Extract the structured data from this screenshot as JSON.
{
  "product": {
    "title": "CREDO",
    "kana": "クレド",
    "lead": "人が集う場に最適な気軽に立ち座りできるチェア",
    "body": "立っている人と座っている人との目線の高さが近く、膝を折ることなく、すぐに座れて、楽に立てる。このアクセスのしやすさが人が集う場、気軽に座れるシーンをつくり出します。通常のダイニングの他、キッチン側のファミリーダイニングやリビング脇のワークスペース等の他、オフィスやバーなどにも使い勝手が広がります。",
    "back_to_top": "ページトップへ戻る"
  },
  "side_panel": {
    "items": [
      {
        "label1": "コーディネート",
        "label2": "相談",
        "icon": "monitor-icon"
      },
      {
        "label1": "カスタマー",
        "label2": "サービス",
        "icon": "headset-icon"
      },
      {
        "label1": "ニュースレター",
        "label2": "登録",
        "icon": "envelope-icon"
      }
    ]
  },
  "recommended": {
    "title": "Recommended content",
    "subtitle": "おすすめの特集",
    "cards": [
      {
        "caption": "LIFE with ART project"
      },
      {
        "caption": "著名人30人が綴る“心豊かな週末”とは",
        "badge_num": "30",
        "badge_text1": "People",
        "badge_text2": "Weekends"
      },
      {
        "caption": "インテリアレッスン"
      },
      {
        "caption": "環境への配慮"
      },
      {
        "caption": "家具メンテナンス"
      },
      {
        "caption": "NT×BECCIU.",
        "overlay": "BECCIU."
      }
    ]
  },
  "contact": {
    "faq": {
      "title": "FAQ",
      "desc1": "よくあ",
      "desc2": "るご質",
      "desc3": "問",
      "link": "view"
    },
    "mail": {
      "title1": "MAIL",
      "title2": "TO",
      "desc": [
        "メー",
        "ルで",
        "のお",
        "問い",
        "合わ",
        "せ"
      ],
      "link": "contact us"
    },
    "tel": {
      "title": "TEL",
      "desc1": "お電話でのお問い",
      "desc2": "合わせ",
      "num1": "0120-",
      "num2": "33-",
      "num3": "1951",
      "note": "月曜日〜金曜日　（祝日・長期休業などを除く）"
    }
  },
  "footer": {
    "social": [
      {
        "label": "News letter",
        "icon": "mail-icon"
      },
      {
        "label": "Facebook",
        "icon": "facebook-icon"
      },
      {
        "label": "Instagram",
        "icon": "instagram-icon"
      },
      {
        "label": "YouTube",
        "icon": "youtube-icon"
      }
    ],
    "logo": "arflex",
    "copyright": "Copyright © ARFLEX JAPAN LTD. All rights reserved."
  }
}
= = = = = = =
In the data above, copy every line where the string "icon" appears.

        "icon": "monitor-icon"
        "icon": "headset-icon"
        "icon": "envelope-icon"
        "icon": "mail-icon"
        "icon": "facebook-icon"
        "icon": "instagram-icon"
        "icon": "youtube-icon"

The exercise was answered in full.